Environmental Justice (EJ) has a slightly misleading name. It is more of a social justice and fairness concept. It does have a connection to the physical environment through emphasizing that traditionally underrepresented communities, low-income and minority communities, should not be adversely affected by disproportionate exposure to pollution, or other adverse impacts, from transportation projects. However, the central meaning behind EJ is more about not disrupting the social fabric, cohesion and development of traditionally underrepresented communities. Disruption could occur by separating communities with large thoroughfare transportation projects that don’t directly serve the communities and may serve as barriers. At its core EJ seeks to learn from the mistakes of the “Urban Renewal” era of the 1960s and 70s in which vibrant and successful urban neighborhoods were divided by freeways and highways subsequently harming the economic health and social fabric of the neighborhoods. More information about the official history of the EJ concept with its origins in Title VI of the Civil Rights Act of 1964 and Executive Orders 12898 and 13166 in the late 90s and early 2000s can be found in the RVTPO Title VI, Environmental Justice and Limited English Proficiency (LEP) Plan.
EJ concepts extend beyond the planning phase through the project development, engineering and construction phases. For our purposes as a federally recognized Metropolitan Planning Organization (We go by the name Transportation Planning Organization in our region), EJ concepts will primarily be implemented at two separate levels:
- In the long-range plan at the planning level to the financially constrained list of projects; and,
- When RVTPO implements long-range plan by applying for SMART SCALE High Priority funding (the Virginia Prioritization and Programming system) over successive application cycles. SMART SCALE is the effective link between the long-range transportation plan and the Transportation Improvement Program (TIP).
These two levels, separated in time, allow us to use a “canary in the coal mine” approach in the long-range plan. The EJ Framework will primarily identify red flags and screen out any patently inappropriate projects from the long-range plan. Later, before projects are actually applied for in SMART SCALE, we can use the framework again, in a more robust manner, to modify the scope of the SMART SCALE application to address any additional EJ concerns that arise.

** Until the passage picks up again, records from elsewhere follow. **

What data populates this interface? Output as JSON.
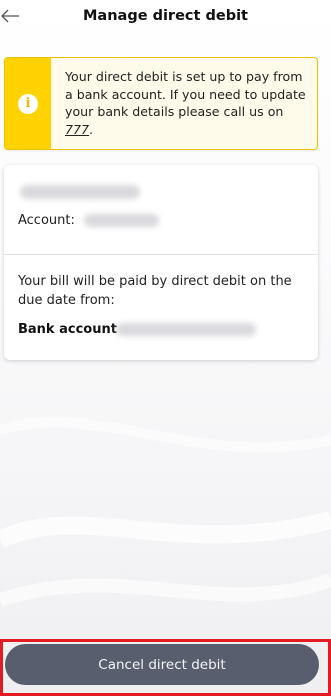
{
  "header": {
    "back_icon": "arrow-left-icon",
    "title": "Manage direct debit"
  },
  "notice": {
    "icon": "info-icon",
    "icon_glyph": "i",
    "text_before": "Your direct debit is set up to pay from a bank account. If you need to update your bank details please call us on ",
    "phone": "777",
    "text_after": ".",
    "colors": {
      "strip": "#ffd200",
      "border": "#e8c300",
      "background": "#fffbea"
    }
  },
  "account_card": {
    "account_label": "Account:",
    "paid_text": "Your bill will be paid by direct debit on the due date from:",
    "bank_label": "Bank account"
  },
  "footer": {
    "cancel_label": "Cancel direct debit",
    "colors": {
      "button": "#585e6e",
      "highlight_border": "#e31b23"
    }
  }
}
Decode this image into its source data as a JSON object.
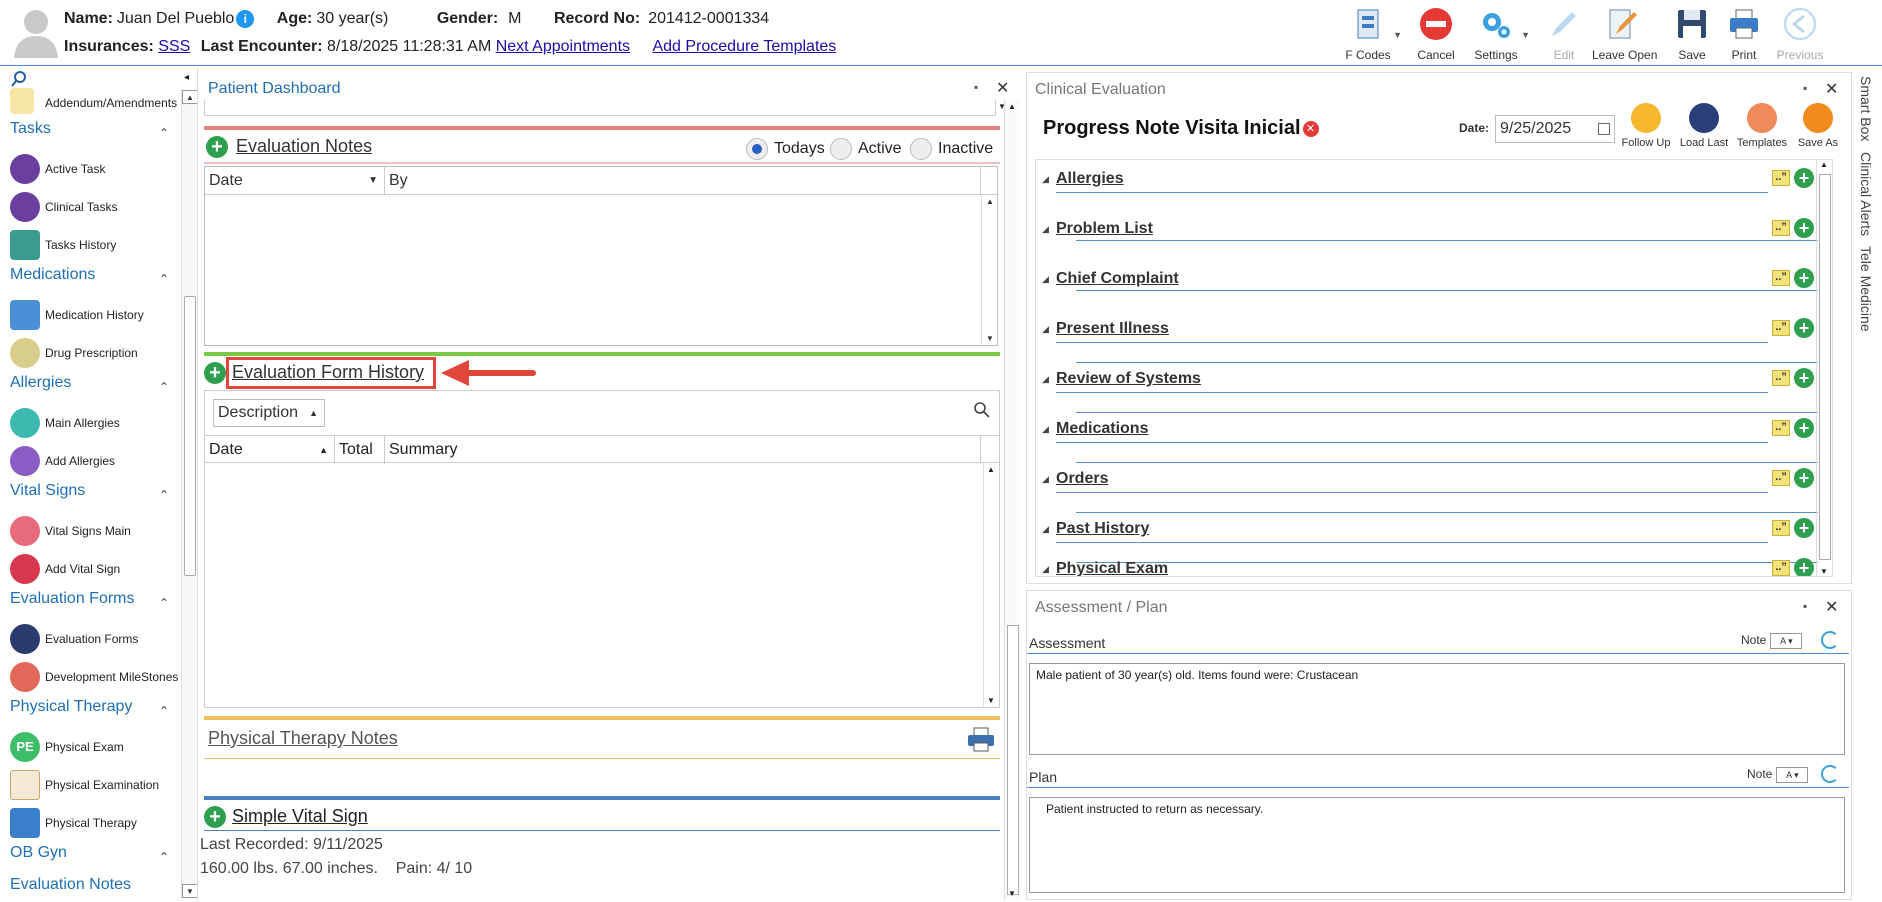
{
  "patient": {
    "name_label": "Name:",
    "name": "Juan Del Pueblo",
    "age_label": "Age:",
    "age": "30 year(s)",
    "gender_label": "Gender:",
    "gender": "M",
    "record_label": "Record No:",
    "record": "201412-0001334",
    "insurances_label": "Insurances:",
    "insurance": "SSS",
    "last_encounter_label": "Last Encounter:",
    "last_encounter": "8/18/2025 11:28:31 AM",
    "next_appointments": "Next Appointments",
    "add_procedure_templates": "Add Procedure Templates"
  },
  "toolbar": {
    "fcodes": "F Codes",
    "cancel": "Cancel",
    "settings": "Settings",
    "edit": "Edit",
    "leave_open": "Leave Open",
    "save": "Save",
    "print": "Print",
    "previous": "Previous"
  },
  "sidebar": {
    "addendum": "Addendum/Amendments",
    "tasks": "Tasks",
    "active_task": "Active Task",
    "clinical_tasks": "Clinical Tasks",
    "tasks_history": "Tasks History",
    "medications": "Medications",
    "medication_history": "Medication History",
    "drug_prescription": "Drug Prescription",
    "allergies": "Allergies",
    "main_allergies": "Main Allergies",
    "add_allergies": "Add Allergies",
    "vital_signs": "Vital Signs",
    "vital_signs_main": "Vital Signs Main",
    "add_vital_sign": "Add Vital Sign",
    "evaluation_forms": "Evaluation Forms",
    "evaluation_forms_item": "Evaluation Forms",
    "development_milestones": "Development MileStones",
    "physical_therapy": "Physical Therapy",
    "physical_exam": "Physical Exam",
    "physical_examination": "Physical Examination",
    "physical_therapy_item": "Physical Therapy",
    "ob_gyn": "OB Gyn",
    "evaluation_notes": "Evaluation Notes",
    "pe_badge": "PE"
  },
  "dashboard": {
    "title": "Patient Dashboard",
    "evaluation_notes": "Evaluation Notes",
    "filter_todays": "Todays",
    "filter_active": "Active",
    "filter_inactive": "Inactive",
    "col_date": "Date",
    "col_by": "By",
    "evaluation_form_history": "Evaluation Form History",
    "description": "Description",
    "hist_col_date": "Date",
    "hist_col_total": "Total",
    "hist_col_summary": "Summary",
    "physical_therapy_notes": "Physical Therapy Notes",
    "simple_vital_sign": "Simple Vital Sign",
    "last_recorded": "Last Recorded: 9/11/2025",
    "vital_values": "160.00 lbs. 67.00 inches.    Pain: 4/ 10"
  },
  "clinical": {
    "title": "Clinical Evaluation",
    "note_title": "Progress Note Visita Inicial",
    "date_label": "Date:",
    "date": "9/25/2025",
    "follow_up": "Follow Up",
    "load_last": "Load Last",
    "templates": "Templates",
    "save_as": "Save As",
    "sections": [
      "Allergies",
      "Problem List",
      "Chief Complaint",
      "Present Illness",
      "Review of Systems",
      "Medications",
      "Orders",
      "Past History",
      "Physical Exam"
    ]
  },
  "assessment_plan": {
    "title": "Assessment / Plan",
    "assessment_label": "Assessment",
    "note_label": "Note",
    "assessment_text": "Male patient of 30 year(s) old. Items found were:  Crustacean",
    "plan_label": "Plan",
    "plan_note_label": "Note",
    "plan_text": "Patient instructed to return as necessary."
  },
  "side_tabs": {
    "smart_box": "Smart Box",
    "clinical_alerts": "Clinical Alerts",
    "tele_medicine": "Tele Medicine"
  },
  "colors": {
    "accent": "#1f6fb8",
    "highlight": "#e0463a",
    "add_green": "#2e9e4f"
  }
}
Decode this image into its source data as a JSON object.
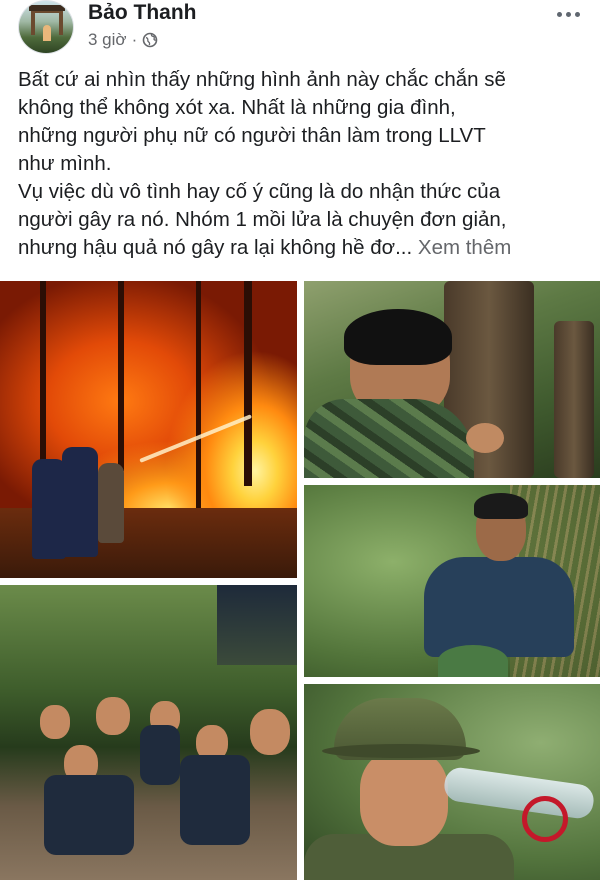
{
  "post": {
    "author": "Bảo Thanh",
    "time": "3 giờ",
    "separator": "·",
    "privacy_icon": "globe-icon",
    "more_icon": "more-options-icon",
    "text_lines": [
      "Bất cứ ai nhìn thấy những hình ảnh này chắc chắn sẽ",
      "không thể không xót xa. Nhất là những gia đình,",
      "những người phụ nữ có người thân làm trong LLVT",
      "như mình.",
      "Vụ việc dù vô tình hay cố ý cũng là do nhận thức của",
      "người gây ra nó. Nhóm 1 mồi lửa là chuyện đơn giản,",
      "nhưng hậu quả nó gây ra lại không hề đơ..."
    ],
    "see_more": "Xem thêm"
  },
  "colors": {
    "text": "#1c1e21",
    "secondary_text": "#65676b"
  }
}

In order to evaluate EJ impacts, both positive and negative, we will use our new EJ Benefits and Burdens Framework that was developed for the RVTPO in the form of a Master Degree Thesis by Allison Homer at Virginia Tech. We are fortunate to have this up-to-date framework that can incorporate new tools such as the Environmental Protection Agency’s EJSCREEN and go beyond these tools for a robust planning level implementation of EJ concepts. Please look forward to more news on the applying EJ through the new Constrained Long-Range Multimodal Transportation Plan 2040 in the coming months.